Publication of Edgar Allan Poe’s First Detective Story

Created by Bob Helmbrecht, collection development librarian

“Murders in the Rue Morgue,” Edgar Allan Poe’s first detective story, was published in the April 1841 issue of “Graham’s Lady’s and Gentleman’s Magazine.” The story is generally considered to be the first modern detective story. Monsieur C. Auguste Dupin sees that an acquaintance has been arrested for the murders of two women, and uses his method of “ratiocination” to deduce who really killed them.

Poe wrote two additional stories featuring Dupin: “The Mystery of Marie Roget” and “The Purloined Letter.” These stories introduce elements that have become commonplace in later detective fiction. The detective is brilliant and very eccentric. There is a close associate who exists mostly so that we can hear the detective’s deductions explained. And there are police out of their depth, who after being mystified or looking at the wrong suspects, grudgingly accept Dupin’s brilliance. Sherlock Holmes and Hercule Poirot are among Dupin’s literary heirs.
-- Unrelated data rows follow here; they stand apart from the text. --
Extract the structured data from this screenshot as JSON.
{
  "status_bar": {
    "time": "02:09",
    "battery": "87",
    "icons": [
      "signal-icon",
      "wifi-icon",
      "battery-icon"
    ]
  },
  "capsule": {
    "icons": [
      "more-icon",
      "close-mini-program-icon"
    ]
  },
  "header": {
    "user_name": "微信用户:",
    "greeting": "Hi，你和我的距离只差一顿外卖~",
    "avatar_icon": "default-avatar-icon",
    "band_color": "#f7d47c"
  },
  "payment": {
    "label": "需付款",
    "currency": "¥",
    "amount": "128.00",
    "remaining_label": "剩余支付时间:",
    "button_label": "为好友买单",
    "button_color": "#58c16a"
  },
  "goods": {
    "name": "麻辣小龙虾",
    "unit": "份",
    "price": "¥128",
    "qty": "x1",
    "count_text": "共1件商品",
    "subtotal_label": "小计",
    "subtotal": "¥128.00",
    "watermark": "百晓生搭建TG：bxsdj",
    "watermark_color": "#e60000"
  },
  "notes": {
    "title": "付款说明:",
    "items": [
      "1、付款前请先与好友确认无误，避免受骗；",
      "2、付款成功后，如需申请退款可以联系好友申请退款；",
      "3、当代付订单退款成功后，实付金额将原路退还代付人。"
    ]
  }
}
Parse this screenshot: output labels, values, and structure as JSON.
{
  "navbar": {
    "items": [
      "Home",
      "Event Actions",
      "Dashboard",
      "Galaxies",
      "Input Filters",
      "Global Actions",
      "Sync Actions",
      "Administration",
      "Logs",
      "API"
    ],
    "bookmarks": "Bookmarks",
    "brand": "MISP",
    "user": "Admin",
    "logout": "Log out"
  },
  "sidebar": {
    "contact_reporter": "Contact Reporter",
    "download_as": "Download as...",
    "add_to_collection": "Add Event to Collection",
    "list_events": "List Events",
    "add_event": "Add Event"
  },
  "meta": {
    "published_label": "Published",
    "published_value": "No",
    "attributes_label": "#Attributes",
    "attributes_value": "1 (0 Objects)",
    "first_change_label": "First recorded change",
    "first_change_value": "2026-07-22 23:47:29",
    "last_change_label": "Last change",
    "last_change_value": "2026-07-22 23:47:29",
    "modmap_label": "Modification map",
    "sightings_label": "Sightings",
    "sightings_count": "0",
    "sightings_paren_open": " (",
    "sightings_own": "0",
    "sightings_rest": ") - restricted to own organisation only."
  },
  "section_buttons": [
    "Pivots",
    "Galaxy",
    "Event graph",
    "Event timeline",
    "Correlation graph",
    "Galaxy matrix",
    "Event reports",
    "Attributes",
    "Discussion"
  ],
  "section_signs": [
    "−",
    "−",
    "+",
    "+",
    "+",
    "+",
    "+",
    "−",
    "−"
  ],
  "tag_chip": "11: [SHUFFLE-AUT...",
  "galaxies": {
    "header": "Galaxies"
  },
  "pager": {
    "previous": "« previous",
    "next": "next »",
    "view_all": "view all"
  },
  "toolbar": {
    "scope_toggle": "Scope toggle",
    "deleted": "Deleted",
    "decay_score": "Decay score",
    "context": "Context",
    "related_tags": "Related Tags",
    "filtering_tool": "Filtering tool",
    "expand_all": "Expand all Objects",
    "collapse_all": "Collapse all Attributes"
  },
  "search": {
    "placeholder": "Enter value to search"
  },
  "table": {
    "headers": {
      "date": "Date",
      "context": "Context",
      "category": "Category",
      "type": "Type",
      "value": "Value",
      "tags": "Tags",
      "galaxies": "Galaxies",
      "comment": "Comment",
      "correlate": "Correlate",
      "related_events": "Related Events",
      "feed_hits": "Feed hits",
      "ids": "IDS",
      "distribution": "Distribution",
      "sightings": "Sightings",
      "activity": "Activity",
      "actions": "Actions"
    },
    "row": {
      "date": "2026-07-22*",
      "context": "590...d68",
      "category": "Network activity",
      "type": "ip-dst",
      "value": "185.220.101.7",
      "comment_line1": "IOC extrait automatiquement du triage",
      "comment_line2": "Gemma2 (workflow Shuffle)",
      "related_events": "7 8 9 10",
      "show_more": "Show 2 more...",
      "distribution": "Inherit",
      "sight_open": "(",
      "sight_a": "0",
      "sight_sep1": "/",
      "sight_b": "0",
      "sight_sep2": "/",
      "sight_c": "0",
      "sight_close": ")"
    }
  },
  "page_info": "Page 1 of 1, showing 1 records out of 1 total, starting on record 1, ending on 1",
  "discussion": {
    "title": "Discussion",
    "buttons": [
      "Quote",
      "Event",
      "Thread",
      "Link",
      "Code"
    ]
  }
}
You can read all three of the Dupin stories in “The Murders in the Rue Morgue: The Dupin Tales” and listen to them on CD in “Poe’s Detective: The Dupin Stories.” If those are checked out, you can find the stories in the e-book “The Works of Edgar Allan Poe” in our always available Duke Classics e-book collection.